Saturday, January 07, 2006

Exploring Old King's Highway

Fine Living Channel has named Wellfleet as one of the ten most perfect summer getaways. This designation is certainly merited and comes as no surprise. Such attention-grabbing publicity does not make me rejoice, however. It only promises more gridlock on Route 6 from Memorial Day on.

In the past, summer folk chose Wellfleet for its quaint cottages, sandy beaches, and open space. Mothers would come with children in June and not leave until Labor Day. Today women work, kids go to camp, and couples, straight and gay, buy the cottages as second homes which they rent out in July and August to help pay the mortgage. No longer do these Wellfleet homeowners live on Cape Cod for weeks at a time. Their tenants are constantly coming and going in cars, spewing fumes. A one-week vacation has become the norm.

Now, in the summer, natives do their shopping at dawn. They know all errands must be completed prior to 10:00 am when tourists finish breakfast and head for the beaches. Most rentals require the use of Route 6 to get anywhere: art galleries, shops, restaurants, flea market, WHAT, beaches, ponds. Not to forget the traditional day trip to Provincetown!

Many natives resent having Route 6 turn into a massive traffic jam. Sitting in his truck for several hours made a friend, in construction, opt for retirement in New Hampshire. Others shrug it off as the price one must pay for the success of the tourist industry. They hunker down for July and August and don't come out until Labor Day when the dust has cleared.

Chez Sven is located off Route 6, on Old King’s Highway. Luckily we can access the town center via Long Pond Road and reach ocean beaches by going in the opposite direction. No traffic lines for us!

Old King’s Highway was once the main thoroughfare in these parts. The tax collector used it. Native Americans probably did too, judging from the midden on the edge of a neighbor’s property.

Last June The Cape Cod Voice did a cover story about our road. The writer suggested readers walk that portion of Old King’s Highway which runs from Route 6, past our house, to Truro where a plaque commemorates one of the first schoolhouses in Wellfleet. A few people actually did come by in the following weeks, on their way to find the plaque.
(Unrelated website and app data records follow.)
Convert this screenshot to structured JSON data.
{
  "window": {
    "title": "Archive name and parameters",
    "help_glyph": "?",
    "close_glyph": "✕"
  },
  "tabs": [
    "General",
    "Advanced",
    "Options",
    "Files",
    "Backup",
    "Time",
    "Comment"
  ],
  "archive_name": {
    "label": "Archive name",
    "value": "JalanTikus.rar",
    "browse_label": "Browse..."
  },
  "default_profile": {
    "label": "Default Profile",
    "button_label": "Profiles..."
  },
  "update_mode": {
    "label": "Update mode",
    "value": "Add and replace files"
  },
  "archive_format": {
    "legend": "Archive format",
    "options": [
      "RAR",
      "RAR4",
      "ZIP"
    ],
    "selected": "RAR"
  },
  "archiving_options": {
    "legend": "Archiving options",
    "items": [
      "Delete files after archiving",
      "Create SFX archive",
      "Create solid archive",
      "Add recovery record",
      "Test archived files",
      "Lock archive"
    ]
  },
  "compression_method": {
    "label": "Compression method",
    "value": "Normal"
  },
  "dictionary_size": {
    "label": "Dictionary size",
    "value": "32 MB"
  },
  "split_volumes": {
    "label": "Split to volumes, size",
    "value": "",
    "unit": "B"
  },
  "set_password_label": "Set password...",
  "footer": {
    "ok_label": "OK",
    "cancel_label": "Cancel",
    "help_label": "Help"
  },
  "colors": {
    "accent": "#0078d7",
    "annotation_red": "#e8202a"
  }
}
My mother was mentioned in the article. She and her friend Ruth Clapp petitioned the town in the early seventies so Old King's Highway would become a scenic road, unpaved forever.

I told guests about the Cape Cod Voice article all summer long. Yesterday Sven and I decided not just to talk the talk, but to do the walk. We would search for that plaque in the deep woods.

The path beyond Gull Pond Road was narrow and ran parallel to the National Seashore boundary. Once upon a time wagons had gone this way. If you listened closely, you could almost hear the creek of their wheels. Tracks in the sand indicated coyotes or maybe deer were the only recent travelers. In the distance, we could hear the ocean roar. Sven commented that we were up high, since the oaks and pines were smaller than usual. Not a soul did we see, although there were two discarded tires abandoned at the intersection with Old Hay Road, distressing signs of un-civilization.

Sometimes it was difficult to differentiate which path was, in fact, Old King’s Highway. We always chose the branch with the sharpest embankment. It crossed my mind that the National Seashore might want to put up a few signs, like along European hiking trails, to show people the way.

We walked for 40 minutes until we reached a tall, picturesque home by the side of the road. Feeling like Hansel and Gretel, we tiptoed across the mossy lawn and peeked in a window at the painted floors. The shingles and front clapboard were new, but the crumbling brick foundation indicated the house was as ancient as ours. A great old apple tree stood guard in the middle of a circular driveway. Someone had treated the entrance to a light blue screen door with gingerbread work. This was a well-loved place, without a doubt. Whose wonderful little house was this? How close to Truro had we come? What road did the owners use to access this enchanted spot?

We returned home for a pot of tea, warmed by our hike and adventure.

The following day we went to the Assessor’s Office at town hall and discovered the house belonged to the Matsons. More research revealed Philip Hamburger spent summers there. Hamburger is the writer who described the joys of Wellfleet in the New Yorker. From the map, we realized we had walked almost all the way to Truro. The homeowners drove in from the opposite direction on Black Pond Road to reach their house. We had not found the plaque, however. Perhaps it was at the end of Old Hay Road instead? Further searching would have to await another day . . .